As I was contemplating this subject this year, I thought about my business. Every year, I outline a plan of how I will reach the goals I want to achieve with my business so why don’t we treat the goals we want to achieve in our personal lives the same way?
Instead of resolutions that we seem to break within weeks, or even days, why not set out a personal plan of the goals we want to achieve this year and the steps we will take to ensure success?
If this seems like a daunting task, let me share the system that I’m using this year. First I broke my personal life into categories:
Social Life – recreation & entertainment
Relationships – friends, coworkers, neighbors
Health & Fitness
Then I asked myself what I wanted to accomplish in each of these areas by December 31, 2013. Taking the 12 months I have ahead of me to accomplish those goals, I listed the steps I would take each month in each category. Then I further broke it down into what steps I would take in each week of that month to make sure I stayed on track.

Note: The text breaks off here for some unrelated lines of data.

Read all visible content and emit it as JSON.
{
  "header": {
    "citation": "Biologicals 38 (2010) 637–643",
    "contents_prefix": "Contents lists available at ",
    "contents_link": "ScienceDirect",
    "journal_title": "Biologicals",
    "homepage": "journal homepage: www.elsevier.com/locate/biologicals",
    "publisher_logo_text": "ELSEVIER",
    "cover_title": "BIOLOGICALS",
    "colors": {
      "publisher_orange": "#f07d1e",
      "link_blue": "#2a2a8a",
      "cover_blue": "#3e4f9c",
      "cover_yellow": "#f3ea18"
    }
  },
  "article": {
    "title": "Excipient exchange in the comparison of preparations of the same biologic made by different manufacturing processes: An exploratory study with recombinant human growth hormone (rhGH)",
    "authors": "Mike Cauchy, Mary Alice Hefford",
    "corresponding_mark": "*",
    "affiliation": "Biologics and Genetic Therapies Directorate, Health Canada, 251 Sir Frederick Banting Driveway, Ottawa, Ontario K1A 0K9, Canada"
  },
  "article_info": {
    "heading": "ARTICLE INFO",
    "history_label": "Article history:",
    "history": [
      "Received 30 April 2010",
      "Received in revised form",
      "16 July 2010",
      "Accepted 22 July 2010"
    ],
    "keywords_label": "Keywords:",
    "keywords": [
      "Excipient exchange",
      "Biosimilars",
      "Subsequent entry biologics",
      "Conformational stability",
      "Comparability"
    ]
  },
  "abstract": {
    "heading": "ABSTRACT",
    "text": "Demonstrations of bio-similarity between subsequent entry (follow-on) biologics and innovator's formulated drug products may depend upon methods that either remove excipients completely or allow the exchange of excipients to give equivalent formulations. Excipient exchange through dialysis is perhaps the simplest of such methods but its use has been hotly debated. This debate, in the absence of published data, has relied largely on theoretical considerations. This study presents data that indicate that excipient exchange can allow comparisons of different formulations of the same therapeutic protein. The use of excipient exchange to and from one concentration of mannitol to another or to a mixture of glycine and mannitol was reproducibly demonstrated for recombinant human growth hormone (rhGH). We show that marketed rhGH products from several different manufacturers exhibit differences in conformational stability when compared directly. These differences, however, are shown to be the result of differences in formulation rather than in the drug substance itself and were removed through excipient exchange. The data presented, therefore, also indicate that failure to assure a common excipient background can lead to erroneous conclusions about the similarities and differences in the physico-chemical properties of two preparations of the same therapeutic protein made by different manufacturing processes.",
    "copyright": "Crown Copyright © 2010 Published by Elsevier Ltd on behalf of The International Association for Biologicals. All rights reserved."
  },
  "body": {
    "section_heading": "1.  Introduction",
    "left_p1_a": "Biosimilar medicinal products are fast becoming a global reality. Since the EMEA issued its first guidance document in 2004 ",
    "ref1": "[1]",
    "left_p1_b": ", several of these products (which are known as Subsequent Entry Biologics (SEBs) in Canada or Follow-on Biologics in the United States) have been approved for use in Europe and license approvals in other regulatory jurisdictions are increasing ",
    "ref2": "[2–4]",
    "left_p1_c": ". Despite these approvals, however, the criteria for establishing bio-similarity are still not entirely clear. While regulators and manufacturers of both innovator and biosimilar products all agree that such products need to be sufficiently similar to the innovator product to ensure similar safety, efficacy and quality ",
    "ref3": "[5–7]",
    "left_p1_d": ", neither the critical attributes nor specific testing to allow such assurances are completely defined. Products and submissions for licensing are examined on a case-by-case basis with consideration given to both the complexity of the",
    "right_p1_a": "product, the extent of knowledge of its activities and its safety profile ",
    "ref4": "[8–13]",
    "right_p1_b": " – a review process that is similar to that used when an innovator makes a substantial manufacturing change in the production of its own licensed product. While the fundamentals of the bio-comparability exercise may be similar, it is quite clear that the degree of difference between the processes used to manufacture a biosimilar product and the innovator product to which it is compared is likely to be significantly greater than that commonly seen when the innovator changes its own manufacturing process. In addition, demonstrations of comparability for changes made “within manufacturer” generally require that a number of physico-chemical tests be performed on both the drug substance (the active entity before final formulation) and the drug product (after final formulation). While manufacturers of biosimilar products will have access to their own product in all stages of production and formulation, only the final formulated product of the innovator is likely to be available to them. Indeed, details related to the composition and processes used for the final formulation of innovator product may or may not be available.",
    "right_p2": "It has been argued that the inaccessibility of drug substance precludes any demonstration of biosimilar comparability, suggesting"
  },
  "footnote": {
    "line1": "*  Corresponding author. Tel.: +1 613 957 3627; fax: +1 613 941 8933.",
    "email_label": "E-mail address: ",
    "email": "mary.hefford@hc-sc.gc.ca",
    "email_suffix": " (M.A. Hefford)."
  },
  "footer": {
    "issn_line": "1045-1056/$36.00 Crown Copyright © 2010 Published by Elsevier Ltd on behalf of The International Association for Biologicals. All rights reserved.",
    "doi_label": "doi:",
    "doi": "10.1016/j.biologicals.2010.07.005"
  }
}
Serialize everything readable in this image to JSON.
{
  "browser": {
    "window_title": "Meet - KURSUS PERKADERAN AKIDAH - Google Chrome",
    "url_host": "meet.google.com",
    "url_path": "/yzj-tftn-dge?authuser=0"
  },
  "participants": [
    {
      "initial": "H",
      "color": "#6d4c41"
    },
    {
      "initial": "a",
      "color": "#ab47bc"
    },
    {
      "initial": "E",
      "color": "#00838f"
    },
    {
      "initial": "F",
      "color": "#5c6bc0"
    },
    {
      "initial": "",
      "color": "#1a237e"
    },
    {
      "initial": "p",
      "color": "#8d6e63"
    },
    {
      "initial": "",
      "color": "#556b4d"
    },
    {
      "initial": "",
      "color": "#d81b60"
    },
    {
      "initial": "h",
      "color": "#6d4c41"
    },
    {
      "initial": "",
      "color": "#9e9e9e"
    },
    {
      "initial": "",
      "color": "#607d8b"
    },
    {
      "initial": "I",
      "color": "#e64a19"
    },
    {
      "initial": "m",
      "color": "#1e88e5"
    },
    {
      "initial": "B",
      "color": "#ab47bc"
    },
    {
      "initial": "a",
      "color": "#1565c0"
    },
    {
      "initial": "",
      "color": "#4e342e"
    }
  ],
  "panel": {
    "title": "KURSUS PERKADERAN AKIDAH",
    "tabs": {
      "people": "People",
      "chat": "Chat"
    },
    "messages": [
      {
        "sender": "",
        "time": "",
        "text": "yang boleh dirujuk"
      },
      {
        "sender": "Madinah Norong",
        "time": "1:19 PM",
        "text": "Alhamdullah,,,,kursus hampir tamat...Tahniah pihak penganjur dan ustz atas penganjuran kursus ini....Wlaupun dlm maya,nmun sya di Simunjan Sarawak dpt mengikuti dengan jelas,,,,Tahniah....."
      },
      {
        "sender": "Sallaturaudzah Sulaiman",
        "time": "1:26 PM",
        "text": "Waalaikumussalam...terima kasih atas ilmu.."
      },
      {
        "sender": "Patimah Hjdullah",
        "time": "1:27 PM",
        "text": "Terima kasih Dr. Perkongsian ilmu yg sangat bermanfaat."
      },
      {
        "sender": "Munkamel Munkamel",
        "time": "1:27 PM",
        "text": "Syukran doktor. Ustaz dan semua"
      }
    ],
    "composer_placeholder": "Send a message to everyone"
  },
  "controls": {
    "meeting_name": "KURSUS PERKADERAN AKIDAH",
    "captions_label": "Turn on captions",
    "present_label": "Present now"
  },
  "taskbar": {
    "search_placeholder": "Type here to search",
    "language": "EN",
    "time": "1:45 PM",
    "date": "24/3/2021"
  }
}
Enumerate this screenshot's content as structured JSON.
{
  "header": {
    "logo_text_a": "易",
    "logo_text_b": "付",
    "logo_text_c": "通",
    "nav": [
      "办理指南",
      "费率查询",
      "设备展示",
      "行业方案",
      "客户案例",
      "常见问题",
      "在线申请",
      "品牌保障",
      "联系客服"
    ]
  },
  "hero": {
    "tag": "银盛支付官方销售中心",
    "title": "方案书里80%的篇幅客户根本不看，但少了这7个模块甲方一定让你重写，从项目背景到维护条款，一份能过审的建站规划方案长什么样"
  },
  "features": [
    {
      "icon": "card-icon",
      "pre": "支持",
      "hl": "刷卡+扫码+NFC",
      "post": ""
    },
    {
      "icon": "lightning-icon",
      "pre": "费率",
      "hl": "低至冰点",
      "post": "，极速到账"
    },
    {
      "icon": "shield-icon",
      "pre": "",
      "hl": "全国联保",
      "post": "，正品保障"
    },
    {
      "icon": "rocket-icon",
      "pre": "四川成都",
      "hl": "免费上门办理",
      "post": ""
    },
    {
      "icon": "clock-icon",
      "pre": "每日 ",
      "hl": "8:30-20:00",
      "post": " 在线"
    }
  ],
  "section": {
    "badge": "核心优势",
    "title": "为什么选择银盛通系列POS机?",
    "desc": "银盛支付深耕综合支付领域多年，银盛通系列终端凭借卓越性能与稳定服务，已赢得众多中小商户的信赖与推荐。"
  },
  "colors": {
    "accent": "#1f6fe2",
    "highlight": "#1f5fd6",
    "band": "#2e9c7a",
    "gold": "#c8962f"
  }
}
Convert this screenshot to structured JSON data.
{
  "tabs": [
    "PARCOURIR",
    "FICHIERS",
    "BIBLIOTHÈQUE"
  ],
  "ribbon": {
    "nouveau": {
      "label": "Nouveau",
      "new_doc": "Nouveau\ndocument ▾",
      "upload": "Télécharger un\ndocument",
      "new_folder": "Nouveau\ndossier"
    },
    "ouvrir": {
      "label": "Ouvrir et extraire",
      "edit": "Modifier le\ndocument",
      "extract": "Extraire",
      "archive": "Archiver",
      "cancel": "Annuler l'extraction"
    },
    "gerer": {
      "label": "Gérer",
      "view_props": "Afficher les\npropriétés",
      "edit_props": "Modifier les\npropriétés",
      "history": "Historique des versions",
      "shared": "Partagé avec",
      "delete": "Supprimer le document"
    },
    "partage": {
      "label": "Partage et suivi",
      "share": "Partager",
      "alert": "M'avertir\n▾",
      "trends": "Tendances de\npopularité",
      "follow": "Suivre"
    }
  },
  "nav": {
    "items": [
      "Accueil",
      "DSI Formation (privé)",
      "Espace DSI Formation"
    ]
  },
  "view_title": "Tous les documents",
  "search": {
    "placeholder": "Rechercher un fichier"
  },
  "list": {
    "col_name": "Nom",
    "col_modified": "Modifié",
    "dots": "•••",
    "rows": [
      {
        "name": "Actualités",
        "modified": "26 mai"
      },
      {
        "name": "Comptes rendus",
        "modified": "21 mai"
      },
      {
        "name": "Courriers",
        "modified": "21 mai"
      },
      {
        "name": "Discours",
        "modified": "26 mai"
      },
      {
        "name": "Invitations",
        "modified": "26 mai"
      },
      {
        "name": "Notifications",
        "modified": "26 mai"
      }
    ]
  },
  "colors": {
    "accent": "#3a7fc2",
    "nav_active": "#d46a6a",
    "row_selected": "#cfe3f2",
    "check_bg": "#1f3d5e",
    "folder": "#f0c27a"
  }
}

Luckily for me, I belong to a mastermind group where we list our goals every 2 weeks and hold each other accountable to achieving what we say we will. If you are serious about making some changes in your personal life in 2013, I strongly recommend you find a friend, partner, or support person who will check in with you on a regular basis to see if you are staying on track.
When you break it down into bite sized pieces like this, it is much easier to accomplish than just making a resolution to lose weight or get more exercise or read more in 2013. I’m expecting that this will be the year that I actually accomplish the things I’ve set out to do at the beginning of the year. How about you?
This is the last week before Christmas and I will be off spending time with my family so this is the last blog post of 2012!
And since my business is Travel, the best Christmas greeting I could send is this one that showcases Christmas scenes from all over beautiful Italy!
You will want to have sound because the music is by Andrea Bocelli! To view click here You have to download the file to play it but it is safe!
Merry Christmas, everyone. Hope it is filled with love as you share it with the important people in your lives!
Images: from the Internet, with credits to the authors
Music: Bianco Natale – White Christmas – Andrea Bocelli
Creation, research, compiling and formatting: Delza Dias Ferreira email@example.com
Review of the Italian & English version: Flavio Musa d F. Guimaraes
Technical collaboration: Claudia Ricci Brazil – Sao Paulo – XII – 2010